Alastair Wood of Vanderbilt Medical School discussed new approaches to improve the current adverse event reporting systems. He described MedWatch and other reporting systems as being set up to detect rare events and said that what is needed is the capture of “high-frequency, high-impact” cases that are not detected with the current systems. “One approach,” said Dr. Wood, “is to have incentives for long-term safety studies.” This, however, would cause a long delay before drug approval and would not be cost-efficient. It would also entail discussion about which drugs would be subject to long-term study. Another approach is to conduct long-term safety studies after approval. This again requires consideration of which drugs would be chosen for study or whether all drugs should be studied.
One way to ensure the completion of safety studies is to offer extended exclusivity to companies that have acquired data to demonstrate that their drug is safe in the long term, offered Dr. Wood. This makes the drug more valuable to consumers and to the company. Most importantly, Dr. Wood said, “We need to move to a reward-based system that rewards demonstrated safety.” In his proposal, drugs that lacked long-term safety data would be clearly identified as such. In this way, physicians could make the appropriate choice of medication with their patients. A fundamental issue would be the design of these safety studies, which under Dr. Wood’s proposal would require FDA approval. In other words, extended exclusivity would be offered only for well-designed studies structured to answer important clinical questions.
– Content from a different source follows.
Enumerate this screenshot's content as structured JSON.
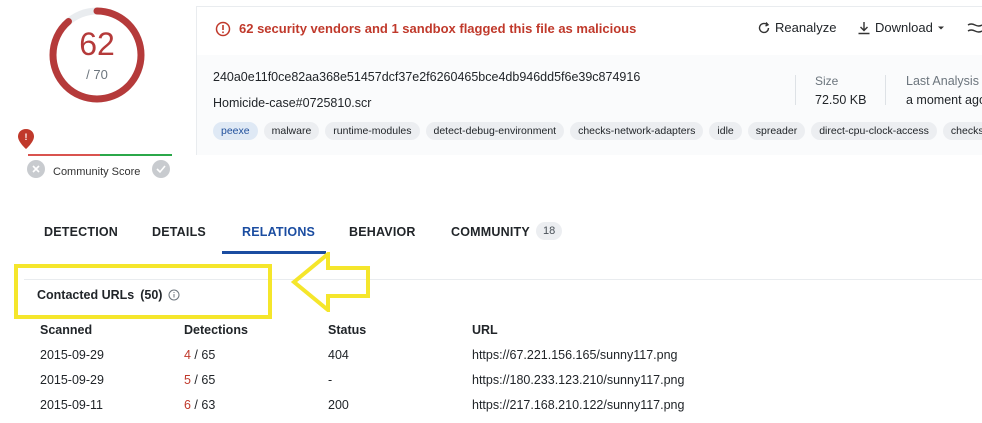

Forum member Robert Califf proposed a clinical trial “light” system, in which new users of drugs would be notified about known drug risks and benefits. The system would indicate that the drug being prescribed had recently been approved but that information concerning both risks and benefits was being developed. Patients would be provided information to report any adverse events and asked to participate in follow-up studies concerning the medication.